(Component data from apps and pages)
# # # #

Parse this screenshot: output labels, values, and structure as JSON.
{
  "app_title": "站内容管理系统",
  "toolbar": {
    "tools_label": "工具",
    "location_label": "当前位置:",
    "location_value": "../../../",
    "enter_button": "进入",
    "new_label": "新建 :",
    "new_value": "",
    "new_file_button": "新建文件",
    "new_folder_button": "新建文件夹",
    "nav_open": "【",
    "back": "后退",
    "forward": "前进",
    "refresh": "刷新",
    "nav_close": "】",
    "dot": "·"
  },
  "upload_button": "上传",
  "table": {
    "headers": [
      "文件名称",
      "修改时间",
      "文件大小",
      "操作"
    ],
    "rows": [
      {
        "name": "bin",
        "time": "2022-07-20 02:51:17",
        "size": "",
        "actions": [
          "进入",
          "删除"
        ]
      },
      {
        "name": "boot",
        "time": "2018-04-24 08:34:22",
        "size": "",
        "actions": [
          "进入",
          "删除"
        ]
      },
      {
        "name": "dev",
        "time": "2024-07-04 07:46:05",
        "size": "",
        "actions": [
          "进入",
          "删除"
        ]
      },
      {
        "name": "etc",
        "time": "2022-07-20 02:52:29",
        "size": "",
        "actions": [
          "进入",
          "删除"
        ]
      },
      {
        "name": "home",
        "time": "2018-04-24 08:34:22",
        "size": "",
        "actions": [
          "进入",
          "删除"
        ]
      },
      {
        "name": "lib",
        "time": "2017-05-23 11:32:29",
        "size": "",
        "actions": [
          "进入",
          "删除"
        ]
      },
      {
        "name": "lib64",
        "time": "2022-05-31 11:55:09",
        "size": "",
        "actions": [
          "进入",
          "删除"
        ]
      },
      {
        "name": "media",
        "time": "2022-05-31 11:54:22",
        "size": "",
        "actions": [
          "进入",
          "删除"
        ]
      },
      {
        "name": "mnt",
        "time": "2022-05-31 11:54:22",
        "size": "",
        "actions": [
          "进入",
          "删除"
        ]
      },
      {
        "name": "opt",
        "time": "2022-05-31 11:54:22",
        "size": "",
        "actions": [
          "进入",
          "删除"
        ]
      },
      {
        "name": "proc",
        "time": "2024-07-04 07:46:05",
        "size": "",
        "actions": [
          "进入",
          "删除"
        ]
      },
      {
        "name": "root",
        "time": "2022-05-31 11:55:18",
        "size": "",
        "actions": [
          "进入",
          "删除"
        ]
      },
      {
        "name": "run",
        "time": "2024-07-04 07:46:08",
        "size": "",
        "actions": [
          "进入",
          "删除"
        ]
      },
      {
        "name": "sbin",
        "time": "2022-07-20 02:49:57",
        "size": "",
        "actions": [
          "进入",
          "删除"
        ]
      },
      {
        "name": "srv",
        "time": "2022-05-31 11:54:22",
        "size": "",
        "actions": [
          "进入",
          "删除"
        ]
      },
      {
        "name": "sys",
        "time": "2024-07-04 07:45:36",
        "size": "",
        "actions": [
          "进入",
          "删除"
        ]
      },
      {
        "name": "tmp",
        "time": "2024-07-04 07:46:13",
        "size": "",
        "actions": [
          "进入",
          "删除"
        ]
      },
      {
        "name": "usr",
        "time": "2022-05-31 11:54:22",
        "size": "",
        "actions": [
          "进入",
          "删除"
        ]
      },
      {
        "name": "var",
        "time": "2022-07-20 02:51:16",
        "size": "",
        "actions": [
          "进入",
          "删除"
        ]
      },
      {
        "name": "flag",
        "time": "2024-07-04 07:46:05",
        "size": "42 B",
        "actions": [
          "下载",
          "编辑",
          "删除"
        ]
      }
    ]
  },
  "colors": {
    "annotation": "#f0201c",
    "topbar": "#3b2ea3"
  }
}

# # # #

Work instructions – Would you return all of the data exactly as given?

Exercise output –
Parse this screenshot: output labels, values, and structure as JSON.
{
  "app_title": "站内容管理系统",
  "toolbar": {
    "tools_label": "工具",
    "location_label": "当前位置:",
    "location_value": "../../../",
    "enter_button": "进入",
    "new_label": "新建 :",
    "new_value": "",
    "new_file_button": "新建文件",
    "new_folder_button": "新建文件夹",
    "nav_open": "【",
    "back": "后退",
    "forward": "前进",
    "refresh": "刷新",
    "nav_close": "】",
    "dot": "·"
  },
  "upload_button": "上传",
  "table": {
    "headers": [
      "文件名称",
      "修改时间",
      "文件大小",
      "操作"
    ],
    "rows": [
      {
        "name": "bin",
        "time": "2022-07-20 02:51:17",
        "size": "",
        "actions": [
          "进入",
          "删除"
        ]
      },
      {
        "name": "boot",
        "time": "2018-04-24 08:34:22",
        "size": "",
        "actions": [
          "进入",
          "删除"
        ]
      },
      {
        "name": "dev",
        "time": "2024-07-04 07:46:05",
        "size": "",
        "actions": [
          "进入",
          "删除"
        ]
      },
      {
        "name": "etc",
        "time": "2022-07-20 02:52:29",
        "size": "",
        "actions": [
          "进入",
          "删除"
        ]
      },
      {
        "name": "home",
        "time": "2018-04-24 08:34:22",
        "size": "",
        "actions": [
          "进入",
          "删除"
        ]
      },
      {
        "name": "lib",
        "time": "2017-05-23 11:32:29",
        "size": "",
        "actions": [
          "进入",
          "删除"
        ]
      },
      {
        "name": "lib64",
        "time": "2022-05-31 11:55:09",
        "size": "",
        "actions": [
          "进入",
          "删除"
        ]
      },
      {
        "name": "media",
        "time": "2022-05-31 11:54:22",
        "size": "",
        "actions": [
          "进入",
          "删除"
        ]
      },
      {
        "name": "mnt",
        "time": "2022-05-31 11:54:22",
        "size": "",
        "actions": [
          "进入",
          "删除"
        ]
      },
      {
        "name": "opt",
        "time": "2022-05-31 11:54:22",
        "size": "",
        "actions": [
          "进入",
          "删除"
        ]
      },
      {
        "name": "proc",
        "time": "2024-07-04 07:46:05",
        "size": "",
        "actions": [
          "进入",
          "删除"
        ]
      },
      {
        "name": "root",
        "time": "2022-05-31 11:55:18",
        "size": "",
        "actions": [
          "进入",
          "删除"
        ]
      },
      {
        "name": "run",
        "time": "2024-07-04 07:46:08",
        "size": "",
        "actions": [
          "进入",
          "删除"
        ]
      },
      {
        "name": "sbin",
        "time": "2022-07-20 02:49:57",
        "size": "",
        "actions": [
          "进入",
          "删除"
        ]
      },
      {
        "name": "srv",
        "time": "2022-05-31 11:54:22",
        "size": "",
        "actions": [
          "进入",
          "删除"
        ]
      },
      {
        "name": "sys",
        "time": "2024-07-04 07:45:36",
        "size": "",
        "actions": [
          "进入",
          "删除"
        ]
      },
      {
        "name": "tmp",
        "time": "2024-07-04 07:46:13",
        "size": "",
        "actions": [
          "进入",
          "删除"
        ]
      },
      {
        "name": "usr",
        "time": "2022-05-31 11:54:22",
        "size": "",
        "actions": [
          "进入",
          "删除"
        ]
      },
      {
        "name": "var",
        "time": "2022-07-20 02:51:16",
        "size": "",
        "actions": [
          "进入",
          "删除"
        ]
      },
      {
        "name": "flag",
        "time": "2024-07-04 07:46:05",
        "size": "42 B",
        "actions": [
          "下载",
          "编辑",
          "删除"
        ]
      }
    ]
  },
  "colors": {
    "annotation": "#f0201c",
    "topbar": "#3b2ea3"
  }
}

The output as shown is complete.